In Synapse you can create and store an unlimited number of profiles. You can then save two of them locally on the controller, and switch between them with the touch of a button.
In addition to being able to customize the function of every button, Synapse also offers two specific functions: Agile and Focus.
- Agile makes it possible to increase the sensitivity of the analog sticks for a faster response;
- Focus, conversely, decreases their sensitivity for more precision.
The application also allows us to adjust the power of the vibration motors.
Last and certainly least here we can find the settings for the Chroma lighting system, which Razer likes to include in everything despite a rather questionable interest in our opinion.
Razer Wolverine Ultimate – Performance
The Wolverine is a solid performer and could expect no less from such a high-end controller. Although it doesn’t revolutionize the gaming experience compared to an official controller (this is praise on how good Microsoft’s Xbox One controller really is), we appreciate the added precision of the analog sticks and the Focus function that can be activated at will. Wolverine in a “killer” in shooting games.
On the other hand, the D-pad feels more pleasant and is easier to use than the cross on the classic joystick, but it seems to us that it is still inferior to the aluminum disc of the Elite controller, especially in intense fighting games.
Last but not least we really appreciate the responsiveness of the buttons, bumpers, and triggers that are better in any type of game. Although the average gamer will not see the difference, we are certain that professional gamers will love saving those milliseconds.

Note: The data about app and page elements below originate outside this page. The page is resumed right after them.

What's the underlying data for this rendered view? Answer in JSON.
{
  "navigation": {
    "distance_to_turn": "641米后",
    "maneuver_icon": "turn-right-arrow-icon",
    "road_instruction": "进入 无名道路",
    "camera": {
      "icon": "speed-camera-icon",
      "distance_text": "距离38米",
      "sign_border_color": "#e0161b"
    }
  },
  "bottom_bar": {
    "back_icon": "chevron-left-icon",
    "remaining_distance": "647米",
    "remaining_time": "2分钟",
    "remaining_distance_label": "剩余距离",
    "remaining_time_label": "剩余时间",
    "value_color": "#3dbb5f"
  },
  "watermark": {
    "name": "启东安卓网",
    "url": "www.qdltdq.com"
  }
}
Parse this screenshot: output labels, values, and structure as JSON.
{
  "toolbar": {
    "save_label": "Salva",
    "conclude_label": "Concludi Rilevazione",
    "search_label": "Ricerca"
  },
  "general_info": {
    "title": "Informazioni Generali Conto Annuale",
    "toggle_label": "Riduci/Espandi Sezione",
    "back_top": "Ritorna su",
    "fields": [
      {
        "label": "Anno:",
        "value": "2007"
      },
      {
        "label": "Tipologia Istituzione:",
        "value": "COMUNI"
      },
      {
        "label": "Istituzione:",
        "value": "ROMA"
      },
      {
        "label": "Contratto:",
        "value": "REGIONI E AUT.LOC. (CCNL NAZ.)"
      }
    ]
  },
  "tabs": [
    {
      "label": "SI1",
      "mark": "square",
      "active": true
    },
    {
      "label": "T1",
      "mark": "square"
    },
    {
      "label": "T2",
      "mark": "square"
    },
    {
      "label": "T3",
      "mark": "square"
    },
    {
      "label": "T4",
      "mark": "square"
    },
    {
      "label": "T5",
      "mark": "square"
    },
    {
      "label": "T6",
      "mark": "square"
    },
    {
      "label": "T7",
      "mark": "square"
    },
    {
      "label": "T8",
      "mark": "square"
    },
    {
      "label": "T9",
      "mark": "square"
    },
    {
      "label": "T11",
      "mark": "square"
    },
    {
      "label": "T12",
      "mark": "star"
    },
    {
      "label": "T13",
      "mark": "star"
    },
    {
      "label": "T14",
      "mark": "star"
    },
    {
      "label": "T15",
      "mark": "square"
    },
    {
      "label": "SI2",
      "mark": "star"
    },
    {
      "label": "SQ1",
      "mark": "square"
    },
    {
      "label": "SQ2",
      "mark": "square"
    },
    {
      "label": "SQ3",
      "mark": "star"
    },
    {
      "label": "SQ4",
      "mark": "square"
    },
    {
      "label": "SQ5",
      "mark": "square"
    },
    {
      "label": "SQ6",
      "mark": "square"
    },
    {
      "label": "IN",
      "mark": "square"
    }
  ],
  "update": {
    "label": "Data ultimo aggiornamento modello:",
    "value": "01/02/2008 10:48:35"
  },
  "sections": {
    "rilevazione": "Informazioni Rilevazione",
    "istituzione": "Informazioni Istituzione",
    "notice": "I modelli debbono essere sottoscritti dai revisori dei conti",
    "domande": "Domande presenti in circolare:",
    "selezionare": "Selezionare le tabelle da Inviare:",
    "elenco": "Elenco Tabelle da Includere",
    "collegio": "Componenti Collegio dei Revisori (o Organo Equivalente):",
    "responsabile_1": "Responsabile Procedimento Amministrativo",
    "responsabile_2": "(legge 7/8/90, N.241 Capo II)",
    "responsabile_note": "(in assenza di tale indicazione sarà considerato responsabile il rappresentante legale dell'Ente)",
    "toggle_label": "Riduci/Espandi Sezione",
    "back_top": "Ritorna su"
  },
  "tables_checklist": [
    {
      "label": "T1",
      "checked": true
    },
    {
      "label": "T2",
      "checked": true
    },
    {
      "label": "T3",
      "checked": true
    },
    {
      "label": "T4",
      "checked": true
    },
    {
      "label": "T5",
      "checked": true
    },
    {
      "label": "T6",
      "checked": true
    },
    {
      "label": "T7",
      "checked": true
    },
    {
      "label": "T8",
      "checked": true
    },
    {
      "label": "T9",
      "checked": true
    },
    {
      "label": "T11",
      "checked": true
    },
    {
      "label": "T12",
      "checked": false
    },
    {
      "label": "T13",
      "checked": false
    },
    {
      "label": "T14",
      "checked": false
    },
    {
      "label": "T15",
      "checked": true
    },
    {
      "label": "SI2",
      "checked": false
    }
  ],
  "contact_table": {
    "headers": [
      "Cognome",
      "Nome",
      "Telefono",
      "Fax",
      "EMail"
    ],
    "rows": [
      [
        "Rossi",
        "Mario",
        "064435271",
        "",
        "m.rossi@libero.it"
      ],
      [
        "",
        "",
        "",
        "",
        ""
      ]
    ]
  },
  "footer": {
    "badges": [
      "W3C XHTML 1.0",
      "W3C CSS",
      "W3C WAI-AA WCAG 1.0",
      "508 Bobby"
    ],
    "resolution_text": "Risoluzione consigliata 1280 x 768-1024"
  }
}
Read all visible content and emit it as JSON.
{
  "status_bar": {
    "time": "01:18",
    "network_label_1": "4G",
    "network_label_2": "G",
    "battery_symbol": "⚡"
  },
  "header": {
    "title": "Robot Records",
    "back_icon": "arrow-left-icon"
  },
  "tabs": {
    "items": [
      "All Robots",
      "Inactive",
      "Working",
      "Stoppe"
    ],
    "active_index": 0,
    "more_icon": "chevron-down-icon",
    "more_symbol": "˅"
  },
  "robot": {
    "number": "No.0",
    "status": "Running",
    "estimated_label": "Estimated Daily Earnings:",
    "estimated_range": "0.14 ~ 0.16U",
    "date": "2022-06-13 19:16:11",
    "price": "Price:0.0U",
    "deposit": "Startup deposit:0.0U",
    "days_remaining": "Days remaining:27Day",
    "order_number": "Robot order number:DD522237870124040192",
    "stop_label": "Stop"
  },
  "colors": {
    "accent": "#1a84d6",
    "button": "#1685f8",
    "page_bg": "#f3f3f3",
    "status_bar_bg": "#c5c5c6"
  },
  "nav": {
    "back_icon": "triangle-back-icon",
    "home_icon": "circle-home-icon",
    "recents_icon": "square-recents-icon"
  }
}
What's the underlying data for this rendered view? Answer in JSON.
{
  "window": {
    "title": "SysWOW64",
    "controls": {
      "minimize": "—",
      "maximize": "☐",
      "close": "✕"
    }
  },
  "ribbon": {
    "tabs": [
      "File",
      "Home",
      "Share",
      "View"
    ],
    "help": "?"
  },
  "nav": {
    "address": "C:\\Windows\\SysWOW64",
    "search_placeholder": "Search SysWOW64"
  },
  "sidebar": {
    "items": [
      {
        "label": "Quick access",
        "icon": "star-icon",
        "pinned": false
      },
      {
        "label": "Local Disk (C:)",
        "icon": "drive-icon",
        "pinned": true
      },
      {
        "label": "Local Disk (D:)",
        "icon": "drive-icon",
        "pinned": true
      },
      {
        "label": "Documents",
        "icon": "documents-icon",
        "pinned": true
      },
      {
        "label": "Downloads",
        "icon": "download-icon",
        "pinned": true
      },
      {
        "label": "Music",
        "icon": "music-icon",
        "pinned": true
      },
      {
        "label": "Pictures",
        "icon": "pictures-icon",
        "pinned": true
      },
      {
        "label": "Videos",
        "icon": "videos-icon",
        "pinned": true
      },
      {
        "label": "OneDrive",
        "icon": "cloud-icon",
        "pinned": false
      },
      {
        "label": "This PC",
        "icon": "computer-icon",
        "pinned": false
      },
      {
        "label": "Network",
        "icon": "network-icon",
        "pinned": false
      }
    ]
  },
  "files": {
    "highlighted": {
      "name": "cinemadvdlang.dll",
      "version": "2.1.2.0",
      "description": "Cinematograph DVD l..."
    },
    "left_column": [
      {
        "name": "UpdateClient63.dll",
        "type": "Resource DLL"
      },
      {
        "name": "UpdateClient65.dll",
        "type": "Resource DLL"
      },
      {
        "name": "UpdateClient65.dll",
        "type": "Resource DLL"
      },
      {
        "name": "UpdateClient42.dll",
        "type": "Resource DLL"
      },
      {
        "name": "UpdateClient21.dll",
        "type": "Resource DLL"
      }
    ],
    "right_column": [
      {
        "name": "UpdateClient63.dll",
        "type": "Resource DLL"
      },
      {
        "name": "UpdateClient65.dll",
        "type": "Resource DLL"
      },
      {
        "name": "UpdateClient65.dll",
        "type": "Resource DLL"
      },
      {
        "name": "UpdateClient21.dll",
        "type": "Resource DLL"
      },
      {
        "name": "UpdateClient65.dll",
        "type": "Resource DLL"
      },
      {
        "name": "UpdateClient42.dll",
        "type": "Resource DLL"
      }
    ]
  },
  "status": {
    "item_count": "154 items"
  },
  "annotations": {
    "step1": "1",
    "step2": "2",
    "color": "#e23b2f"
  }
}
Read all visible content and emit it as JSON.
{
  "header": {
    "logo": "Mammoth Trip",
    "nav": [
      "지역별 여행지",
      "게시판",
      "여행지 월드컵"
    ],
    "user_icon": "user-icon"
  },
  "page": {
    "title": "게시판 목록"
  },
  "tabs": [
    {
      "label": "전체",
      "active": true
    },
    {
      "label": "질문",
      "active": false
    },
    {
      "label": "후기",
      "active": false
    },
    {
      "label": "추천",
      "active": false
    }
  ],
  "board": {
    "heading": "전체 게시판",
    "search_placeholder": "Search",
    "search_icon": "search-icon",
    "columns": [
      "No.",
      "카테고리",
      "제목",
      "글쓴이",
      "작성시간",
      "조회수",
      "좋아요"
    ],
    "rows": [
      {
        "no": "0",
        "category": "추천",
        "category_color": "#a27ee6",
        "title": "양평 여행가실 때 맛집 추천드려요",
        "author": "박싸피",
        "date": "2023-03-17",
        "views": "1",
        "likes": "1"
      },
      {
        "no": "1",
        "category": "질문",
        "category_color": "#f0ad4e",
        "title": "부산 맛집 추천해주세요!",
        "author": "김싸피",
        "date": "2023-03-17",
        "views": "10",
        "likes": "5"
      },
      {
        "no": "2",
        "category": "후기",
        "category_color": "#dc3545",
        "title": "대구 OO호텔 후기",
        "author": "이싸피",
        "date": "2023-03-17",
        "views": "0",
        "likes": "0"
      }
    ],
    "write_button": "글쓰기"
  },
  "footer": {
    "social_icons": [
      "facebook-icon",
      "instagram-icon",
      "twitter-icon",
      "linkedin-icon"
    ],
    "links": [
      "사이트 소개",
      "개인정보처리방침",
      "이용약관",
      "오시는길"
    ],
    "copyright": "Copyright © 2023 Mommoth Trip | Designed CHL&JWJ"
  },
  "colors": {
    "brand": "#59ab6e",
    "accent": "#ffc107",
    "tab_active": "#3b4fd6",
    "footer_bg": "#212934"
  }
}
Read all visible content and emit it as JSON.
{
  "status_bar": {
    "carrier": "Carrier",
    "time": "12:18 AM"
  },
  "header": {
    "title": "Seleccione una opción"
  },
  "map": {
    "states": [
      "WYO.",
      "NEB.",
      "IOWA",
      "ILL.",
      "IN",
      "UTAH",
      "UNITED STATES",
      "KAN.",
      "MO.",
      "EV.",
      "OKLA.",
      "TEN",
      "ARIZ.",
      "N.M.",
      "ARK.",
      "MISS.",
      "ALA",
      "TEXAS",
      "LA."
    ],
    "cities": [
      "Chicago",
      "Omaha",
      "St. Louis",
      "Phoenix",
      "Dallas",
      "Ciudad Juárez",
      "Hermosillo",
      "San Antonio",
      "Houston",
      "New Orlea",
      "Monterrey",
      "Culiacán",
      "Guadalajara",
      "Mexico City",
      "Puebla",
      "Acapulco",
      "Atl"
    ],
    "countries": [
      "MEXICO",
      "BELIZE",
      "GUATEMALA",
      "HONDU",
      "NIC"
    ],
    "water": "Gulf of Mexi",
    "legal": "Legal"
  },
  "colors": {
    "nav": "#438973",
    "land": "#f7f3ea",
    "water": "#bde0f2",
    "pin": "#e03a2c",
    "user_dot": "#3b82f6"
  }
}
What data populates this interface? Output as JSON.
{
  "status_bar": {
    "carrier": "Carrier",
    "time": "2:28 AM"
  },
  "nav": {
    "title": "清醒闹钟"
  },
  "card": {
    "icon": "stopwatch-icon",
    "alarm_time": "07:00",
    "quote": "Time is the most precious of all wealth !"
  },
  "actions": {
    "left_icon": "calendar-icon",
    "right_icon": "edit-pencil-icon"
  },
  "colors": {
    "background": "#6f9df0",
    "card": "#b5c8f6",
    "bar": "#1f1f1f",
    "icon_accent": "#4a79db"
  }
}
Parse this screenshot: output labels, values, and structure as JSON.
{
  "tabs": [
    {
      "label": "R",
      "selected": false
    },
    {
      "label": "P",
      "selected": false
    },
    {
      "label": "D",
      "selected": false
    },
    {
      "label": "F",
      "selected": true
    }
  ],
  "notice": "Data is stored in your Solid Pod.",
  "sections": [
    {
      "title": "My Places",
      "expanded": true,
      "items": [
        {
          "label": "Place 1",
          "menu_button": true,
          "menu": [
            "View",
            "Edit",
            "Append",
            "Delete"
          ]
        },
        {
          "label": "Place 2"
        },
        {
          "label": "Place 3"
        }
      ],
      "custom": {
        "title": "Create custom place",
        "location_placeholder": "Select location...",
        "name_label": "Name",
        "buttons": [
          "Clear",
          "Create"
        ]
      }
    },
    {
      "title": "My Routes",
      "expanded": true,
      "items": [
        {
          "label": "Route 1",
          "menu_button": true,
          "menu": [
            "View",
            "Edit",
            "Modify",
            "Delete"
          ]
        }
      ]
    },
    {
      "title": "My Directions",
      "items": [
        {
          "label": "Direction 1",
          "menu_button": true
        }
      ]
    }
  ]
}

Razer Wolverine Ultimate – Verdict
The Wolverine Ultimate (Check on Amazon.com) is one of the best controllers we have ever used. Modular and precise, it offers benefits close to those of the excellent Elite controller. It is difficult, however, to disregard its small defects which, combined, prevent it from landing on the top.